*** Opening of DATA TO EXAMINE ***

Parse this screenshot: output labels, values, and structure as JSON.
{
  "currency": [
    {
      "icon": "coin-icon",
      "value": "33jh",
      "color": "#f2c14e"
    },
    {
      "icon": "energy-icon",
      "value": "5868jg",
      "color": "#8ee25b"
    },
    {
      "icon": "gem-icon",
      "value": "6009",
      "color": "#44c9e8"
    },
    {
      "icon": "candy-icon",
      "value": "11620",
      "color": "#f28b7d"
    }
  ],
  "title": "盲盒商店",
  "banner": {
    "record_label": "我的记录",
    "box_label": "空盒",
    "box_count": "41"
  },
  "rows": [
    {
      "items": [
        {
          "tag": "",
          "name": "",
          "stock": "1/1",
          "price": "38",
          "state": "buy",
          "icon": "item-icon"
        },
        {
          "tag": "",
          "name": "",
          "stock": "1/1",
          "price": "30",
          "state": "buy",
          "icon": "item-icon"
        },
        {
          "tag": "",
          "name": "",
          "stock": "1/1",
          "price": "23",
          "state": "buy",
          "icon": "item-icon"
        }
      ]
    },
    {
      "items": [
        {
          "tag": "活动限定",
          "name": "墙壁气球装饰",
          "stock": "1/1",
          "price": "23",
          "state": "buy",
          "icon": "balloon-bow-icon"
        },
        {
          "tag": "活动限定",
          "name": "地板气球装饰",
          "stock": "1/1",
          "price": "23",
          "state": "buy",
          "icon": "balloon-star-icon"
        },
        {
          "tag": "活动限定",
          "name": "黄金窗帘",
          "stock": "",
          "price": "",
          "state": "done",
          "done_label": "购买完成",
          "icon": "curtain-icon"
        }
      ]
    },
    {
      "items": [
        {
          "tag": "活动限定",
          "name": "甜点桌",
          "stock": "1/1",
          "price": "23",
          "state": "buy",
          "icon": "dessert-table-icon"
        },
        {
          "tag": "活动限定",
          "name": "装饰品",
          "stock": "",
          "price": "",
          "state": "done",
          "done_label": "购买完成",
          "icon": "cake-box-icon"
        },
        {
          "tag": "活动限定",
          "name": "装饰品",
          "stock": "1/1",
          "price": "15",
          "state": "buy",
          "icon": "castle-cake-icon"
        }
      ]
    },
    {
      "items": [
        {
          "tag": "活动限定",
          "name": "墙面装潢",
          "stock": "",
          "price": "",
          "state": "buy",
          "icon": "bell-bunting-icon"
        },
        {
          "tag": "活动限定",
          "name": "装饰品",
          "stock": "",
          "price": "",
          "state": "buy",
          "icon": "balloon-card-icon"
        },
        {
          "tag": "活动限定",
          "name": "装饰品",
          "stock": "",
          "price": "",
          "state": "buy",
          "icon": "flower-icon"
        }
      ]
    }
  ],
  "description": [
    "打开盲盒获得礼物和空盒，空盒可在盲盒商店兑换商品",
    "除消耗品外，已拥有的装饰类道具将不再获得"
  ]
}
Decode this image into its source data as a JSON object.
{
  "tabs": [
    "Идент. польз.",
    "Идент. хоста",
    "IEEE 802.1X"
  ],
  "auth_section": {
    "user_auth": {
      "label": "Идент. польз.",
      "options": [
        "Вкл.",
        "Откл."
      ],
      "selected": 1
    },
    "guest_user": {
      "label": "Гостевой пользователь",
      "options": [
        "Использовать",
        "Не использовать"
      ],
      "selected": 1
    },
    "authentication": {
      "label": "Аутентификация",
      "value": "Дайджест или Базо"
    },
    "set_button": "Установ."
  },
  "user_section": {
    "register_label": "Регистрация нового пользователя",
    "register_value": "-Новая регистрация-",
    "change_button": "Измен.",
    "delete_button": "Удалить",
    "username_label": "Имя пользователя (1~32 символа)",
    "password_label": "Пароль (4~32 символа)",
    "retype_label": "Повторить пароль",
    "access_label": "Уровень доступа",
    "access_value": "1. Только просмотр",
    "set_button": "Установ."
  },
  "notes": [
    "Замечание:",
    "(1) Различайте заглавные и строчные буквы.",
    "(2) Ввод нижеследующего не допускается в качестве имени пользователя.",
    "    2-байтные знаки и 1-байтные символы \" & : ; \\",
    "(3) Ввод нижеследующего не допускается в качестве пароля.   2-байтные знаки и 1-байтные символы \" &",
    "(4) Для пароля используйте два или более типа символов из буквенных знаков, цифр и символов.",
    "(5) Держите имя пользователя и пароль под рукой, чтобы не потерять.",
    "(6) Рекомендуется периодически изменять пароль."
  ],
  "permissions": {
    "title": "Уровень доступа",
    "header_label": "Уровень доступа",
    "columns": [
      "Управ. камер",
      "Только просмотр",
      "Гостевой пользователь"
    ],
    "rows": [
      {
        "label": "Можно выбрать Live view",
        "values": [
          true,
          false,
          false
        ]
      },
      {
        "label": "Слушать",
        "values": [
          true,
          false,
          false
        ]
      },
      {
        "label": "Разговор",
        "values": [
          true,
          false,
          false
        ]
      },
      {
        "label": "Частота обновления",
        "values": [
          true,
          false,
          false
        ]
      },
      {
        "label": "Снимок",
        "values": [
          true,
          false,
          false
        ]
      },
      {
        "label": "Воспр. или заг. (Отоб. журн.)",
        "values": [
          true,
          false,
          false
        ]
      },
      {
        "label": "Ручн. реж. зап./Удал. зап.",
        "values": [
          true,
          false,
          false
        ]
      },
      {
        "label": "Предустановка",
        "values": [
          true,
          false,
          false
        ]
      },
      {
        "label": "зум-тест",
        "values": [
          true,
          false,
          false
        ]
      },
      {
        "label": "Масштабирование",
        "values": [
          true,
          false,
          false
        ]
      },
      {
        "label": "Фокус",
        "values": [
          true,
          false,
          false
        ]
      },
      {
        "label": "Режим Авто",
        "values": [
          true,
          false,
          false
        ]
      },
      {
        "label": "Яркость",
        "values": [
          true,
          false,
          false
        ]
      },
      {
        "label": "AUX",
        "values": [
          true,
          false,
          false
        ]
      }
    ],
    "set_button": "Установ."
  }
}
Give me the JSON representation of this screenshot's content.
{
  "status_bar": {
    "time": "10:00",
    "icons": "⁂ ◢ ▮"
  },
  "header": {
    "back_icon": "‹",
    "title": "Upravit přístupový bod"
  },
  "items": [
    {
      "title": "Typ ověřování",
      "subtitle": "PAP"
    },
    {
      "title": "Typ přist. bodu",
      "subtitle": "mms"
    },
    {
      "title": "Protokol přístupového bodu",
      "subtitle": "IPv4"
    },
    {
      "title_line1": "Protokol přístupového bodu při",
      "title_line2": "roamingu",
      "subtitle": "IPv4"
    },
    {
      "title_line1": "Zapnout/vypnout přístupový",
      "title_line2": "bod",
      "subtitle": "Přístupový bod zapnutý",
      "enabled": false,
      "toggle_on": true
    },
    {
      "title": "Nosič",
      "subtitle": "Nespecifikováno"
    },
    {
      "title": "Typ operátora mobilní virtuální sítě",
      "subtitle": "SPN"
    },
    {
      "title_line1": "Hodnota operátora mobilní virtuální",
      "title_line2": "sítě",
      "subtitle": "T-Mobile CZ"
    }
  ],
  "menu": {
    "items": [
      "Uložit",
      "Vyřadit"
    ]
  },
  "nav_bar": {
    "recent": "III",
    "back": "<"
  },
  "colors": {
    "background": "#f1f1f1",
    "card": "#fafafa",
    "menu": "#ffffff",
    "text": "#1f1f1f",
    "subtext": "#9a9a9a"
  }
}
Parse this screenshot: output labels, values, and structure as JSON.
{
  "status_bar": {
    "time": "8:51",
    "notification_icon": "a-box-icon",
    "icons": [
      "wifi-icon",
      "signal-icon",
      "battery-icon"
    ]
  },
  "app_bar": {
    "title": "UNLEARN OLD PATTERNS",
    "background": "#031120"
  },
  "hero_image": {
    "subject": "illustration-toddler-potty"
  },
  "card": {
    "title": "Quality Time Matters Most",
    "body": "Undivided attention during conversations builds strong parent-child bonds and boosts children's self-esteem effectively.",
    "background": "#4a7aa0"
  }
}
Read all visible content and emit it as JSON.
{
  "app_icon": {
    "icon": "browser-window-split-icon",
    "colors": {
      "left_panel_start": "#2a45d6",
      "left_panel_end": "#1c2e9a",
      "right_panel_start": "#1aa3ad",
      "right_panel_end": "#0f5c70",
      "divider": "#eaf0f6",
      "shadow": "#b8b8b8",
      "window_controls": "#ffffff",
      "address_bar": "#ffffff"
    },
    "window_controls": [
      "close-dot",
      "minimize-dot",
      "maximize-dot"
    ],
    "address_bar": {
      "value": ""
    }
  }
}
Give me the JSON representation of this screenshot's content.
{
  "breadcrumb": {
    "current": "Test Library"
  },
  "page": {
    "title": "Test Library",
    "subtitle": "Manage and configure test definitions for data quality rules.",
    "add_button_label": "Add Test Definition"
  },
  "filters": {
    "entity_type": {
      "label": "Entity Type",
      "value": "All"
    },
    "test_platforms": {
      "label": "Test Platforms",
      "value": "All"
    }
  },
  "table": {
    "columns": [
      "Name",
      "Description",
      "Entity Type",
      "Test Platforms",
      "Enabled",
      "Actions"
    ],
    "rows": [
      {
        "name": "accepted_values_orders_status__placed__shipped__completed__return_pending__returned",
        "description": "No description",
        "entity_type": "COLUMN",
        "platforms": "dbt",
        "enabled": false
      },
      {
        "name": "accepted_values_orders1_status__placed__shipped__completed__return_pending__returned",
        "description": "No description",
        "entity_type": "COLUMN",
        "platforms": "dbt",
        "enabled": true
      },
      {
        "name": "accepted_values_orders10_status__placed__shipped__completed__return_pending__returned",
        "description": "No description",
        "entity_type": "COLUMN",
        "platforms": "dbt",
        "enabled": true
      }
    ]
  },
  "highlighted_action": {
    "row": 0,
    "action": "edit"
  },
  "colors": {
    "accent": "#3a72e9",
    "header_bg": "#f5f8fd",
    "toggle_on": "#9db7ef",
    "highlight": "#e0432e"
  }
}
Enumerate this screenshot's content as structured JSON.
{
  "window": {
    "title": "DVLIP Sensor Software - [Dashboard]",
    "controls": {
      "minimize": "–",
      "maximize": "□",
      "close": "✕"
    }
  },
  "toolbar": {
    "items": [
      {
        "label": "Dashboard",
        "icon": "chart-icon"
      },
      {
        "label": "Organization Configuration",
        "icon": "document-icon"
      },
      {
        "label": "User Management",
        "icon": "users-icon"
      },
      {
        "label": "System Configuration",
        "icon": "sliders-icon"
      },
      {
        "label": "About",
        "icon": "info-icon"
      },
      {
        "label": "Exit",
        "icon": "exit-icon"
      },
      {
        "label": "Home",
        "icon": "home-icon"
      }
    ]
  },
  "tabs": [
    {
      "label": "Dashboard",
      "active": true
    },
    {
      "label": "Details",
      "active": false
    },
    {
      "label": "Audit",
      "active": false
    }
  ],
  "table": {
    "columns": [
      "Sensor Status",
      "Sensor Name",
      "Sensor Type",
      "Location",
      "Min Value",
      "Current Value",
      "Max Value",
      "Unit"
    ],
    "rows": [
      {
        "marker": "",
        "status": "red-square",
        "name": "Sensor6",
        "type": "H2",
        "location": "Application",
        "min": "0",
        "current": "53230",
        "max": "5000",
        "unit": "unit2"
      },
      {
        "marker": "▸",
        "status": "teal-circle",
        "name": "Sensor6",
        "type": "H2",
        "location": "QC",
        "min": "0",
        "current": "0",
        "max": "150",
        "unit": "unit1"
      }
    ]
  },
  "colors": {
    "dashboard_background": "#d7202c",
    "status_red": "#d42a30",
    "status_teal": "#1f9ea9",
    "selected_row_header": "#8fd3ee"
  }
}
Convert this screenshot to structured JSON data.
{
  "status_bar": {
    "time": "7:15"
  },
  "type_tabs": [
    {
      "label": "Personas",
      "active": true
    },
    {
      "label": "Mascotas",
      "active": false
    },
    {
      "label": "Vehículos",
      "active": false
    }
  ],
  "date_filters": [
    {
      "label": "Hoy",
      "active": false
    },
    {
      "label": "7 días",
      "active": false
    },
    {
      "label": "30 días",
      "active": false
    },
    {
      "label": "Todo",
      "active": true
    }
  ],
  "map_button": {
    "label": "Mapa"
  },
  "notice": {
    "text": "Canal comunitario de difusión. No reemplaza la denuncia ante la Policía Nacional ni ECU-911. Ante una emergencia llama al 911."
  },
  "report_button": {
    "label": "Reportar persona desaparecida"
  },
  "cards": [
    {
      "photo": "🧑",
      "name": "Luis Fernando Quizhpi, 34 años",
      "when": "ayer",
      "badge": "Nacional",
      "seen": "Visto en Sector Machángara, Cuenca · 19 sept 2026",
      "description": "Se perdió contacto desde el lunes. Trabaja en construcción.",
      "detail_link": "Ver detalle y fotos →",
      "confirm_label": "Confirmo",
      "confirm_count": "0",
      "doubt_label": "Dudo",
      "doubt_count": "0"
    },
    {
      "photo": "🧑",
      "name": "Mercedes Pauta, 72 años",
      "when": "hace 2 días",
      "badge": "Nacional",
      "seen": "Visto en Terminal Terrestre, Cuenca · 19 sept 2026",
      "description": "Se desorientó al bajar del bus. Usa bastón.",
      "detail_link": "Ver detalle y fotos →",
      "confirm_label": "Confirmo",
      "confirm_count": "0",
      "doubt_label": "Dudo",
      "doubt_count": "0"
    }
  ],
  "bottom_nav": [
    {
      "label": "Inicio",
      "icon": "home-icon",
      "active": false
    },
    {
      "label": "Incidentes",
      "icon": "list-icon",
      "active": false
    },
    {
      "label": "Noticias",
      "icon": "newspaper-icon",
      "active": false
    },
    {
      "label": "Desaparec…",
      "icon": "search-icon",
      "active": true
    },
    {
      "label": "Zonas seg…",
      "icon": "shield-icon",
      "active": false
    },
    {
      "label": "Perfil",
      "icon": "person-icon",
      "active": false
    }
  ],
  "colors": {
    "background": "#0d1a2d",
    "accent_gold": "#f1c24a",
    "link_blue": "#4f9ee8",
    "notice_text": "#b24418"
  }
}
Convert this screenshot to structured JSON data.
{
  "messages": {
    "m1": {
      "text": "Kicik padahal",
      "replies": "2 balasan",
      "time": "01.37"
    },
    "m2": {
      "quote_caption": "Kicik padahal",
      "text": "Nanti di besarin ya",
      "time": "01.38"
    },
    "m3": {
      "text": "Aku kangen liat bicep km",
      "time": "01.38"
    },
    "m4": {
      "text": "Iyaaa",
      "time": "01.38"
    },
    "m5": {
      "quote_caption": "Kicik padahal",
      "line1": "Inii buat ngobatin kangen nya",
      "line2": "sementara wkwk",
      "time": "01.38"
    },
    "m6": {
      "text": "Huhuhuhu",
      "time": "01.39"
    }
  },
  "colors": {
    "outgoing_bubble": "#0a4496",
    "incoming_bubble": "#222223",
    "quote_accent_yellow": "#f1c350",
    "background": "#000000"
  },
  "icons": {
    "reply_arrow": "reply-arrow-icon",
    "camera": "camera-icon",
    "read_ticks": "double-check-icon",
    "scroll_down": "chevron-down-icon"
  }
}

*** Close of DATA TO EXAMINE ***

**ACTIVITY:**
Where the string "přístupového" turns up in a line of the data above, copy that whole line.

**WRITTEN RESPONSE:**
      "title": "Protokol přístupového bodu",
      "title_line1": "Protokol přístupového bodu při",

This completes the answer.